During the War of Spanish Succession (1701-14) he commanded merchant ships becoming captain. In around 1720, Coram, now comfortably off, settled with his American wife at Rotherhithe, an historic dockyard area populated by merchant seamen and ship builders. Whilst pursuing his business interests across town, Coram, childless himself, was appalled by the sight of abandoned children living and dying on the streets of London. With characteristic zeal and determination, he set about promoting the building of a hospital for foundlings, modelled on examples on the continent. For years, Coram doggedly sought support and patronage for his scheme systematically soliciting support from London’s aristocracy but with little success.
However, he did enjoy enthusiastic help from painter William Hogarth (1697-1764) forging a close association between the future hospital, art and artists. Composer George Frederick Handel (1685-1759) would likewise become a future governor of the hospital. Eventually direct appealing to the emotions of aristocratic women led to a “ladies petition” under the patronage of Queen Caroline and then, in 1737, to the signing, in front of Coram and Hogarth, of a Charter of Incorporation by George II.
The Foundling Hospital opened its doors in 1741, first in Hatton Garden then, in 1745, in a purpose built property at Lamb’s Conduit fields adorned with a coat of arms specially designed by Hogarth alongside his magnificent full-length portrait of Coram. Its success was immediate and lasting, alleviating the misery of thousands of children and women, a mission the Coram Foundation continues to this day.
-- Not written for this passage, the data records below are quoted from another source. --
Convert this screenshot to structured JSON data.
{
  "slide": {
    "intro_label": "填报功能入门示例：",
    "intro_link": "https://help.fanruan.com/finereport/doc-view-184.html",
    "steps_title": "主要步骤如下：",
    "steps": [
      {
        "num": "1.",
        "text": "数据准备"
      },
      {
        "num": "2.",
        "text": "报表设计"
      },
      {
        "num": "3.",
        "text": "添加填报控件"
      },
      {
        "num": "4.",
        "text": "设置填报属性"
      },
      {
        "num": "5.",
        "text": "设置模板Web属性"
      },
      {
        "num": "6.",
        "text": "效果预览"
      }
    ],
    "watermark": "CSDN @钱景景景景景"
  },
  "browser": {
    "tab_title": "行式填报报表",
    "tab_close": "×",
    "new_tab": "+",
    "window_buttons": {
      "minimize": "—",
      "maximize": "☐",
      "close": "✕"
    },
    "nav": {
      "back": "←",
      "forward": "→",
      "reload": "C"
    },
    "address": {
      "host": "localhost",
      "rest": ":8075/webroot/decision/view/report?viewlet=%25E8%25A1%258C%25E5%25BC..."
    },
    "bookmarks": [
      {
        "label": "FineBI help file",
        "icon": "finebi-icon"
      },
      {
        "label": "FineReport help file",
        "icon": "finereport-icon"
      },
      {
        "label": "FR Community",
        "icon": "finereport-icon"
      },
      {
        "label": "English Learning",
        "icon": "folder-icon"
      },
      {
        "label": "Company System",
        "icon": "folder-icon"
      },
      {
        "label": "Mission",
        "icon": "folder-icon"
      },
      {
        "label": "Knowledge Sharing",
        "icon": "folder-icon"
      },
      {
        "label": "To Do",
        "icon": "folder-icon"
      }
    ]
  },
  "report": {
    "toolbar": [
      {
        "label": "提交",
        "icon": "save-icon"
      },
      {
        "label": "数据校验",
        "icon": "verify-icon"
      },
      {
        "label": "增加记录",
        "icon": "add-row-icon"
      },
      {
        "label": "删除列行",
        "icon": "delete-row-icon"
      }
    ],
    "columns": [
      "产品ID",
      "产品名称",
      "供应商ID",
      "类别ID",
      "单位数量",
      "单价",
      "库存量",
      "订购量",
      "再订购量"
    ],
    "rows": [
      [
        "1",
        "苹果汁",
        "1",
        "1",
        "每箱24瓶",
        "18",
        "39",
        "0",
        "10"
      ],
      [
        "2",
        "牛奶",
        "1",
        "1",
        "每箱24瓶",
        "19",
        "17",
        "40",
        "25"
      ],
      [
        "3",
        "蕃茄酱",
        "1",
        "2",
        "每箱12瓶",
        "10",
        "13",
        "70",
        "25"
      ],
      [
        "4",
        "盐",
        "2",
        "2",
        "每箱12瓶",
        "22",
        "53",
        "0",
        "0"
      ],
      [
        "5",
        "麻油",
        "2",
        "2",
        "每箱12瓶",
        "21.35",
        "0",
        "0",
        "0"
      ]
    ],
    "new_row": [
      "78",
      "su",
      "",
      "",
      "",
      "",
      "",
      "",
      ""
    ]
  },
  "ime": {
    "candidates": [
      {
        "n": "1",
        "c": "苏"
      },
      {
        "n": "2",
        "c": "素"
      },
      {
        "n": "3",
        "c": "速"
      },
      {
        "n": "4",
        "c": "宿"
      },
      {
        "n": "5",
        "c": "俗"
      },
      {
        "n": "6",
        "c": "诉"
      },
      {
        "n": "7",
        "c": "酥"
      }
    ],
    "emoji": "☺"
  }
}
Many of the earliest boys admitted to the Hospital were re-christened Thomas Coram in honour of their saviour although the captain himself, perhaps demonstrating those stubborn traits which had alienated people throughout his life, was eventually excluded from its administration. Nevertheless, it is said that in his last years, Coram, who was childless himself, would sit in the hospital’s colonnade giving out gingerbread to “his” children.
As this cup shows, one child was especially important for Coram, his own god son and namesake Thomas, born in 1720. Thomas was the son of William and Rebecca Corham of Kinterbury in Devon. With scarce records, the direct link between the Captain Coram’s family in Lyme Regis, Dorset and the Corhams of Kinterbury, Devon is unclear although a family pedigree dated 1846 in the Foundling Hospital’s manuscript collection notes the gift of this cup between the families. The cup is also referenced in an early history of the hospital [Brownlow, John Memoranda; Or, Chronicles of the Foundling Hospital Including Memoirs of Captain Coram &c, London 1847] when it was, with other family relics, in the ownership of a Mrs Thomasine Shepheard of Plymouth, Devon. She was said to be a “grand-niece of the Founder of the Hospital” so it is reasonable to assume not only that she inherited the cup from her father Thomas Corham but that he in turn was Captain Coram’s nephew. Such a lavish gift illustrates the importance of the relationship between the families but above all the cup is a touching tribute from the founder of England’s earliest and most famous children’s home to a child he loved.
Brownlow, J., Memoranda: Or, Chronicles of the Foundling Hospital Including Memoirs of Captain Coram &c. (1847)
McClure, R.K., Coram’s Children: the London Foundling Hospital in the Eighteenth Century (1981)
Wagner, G., Thomas Coram, Gent. (2004)
The Cup can also be viewed at MyFamilysilver.com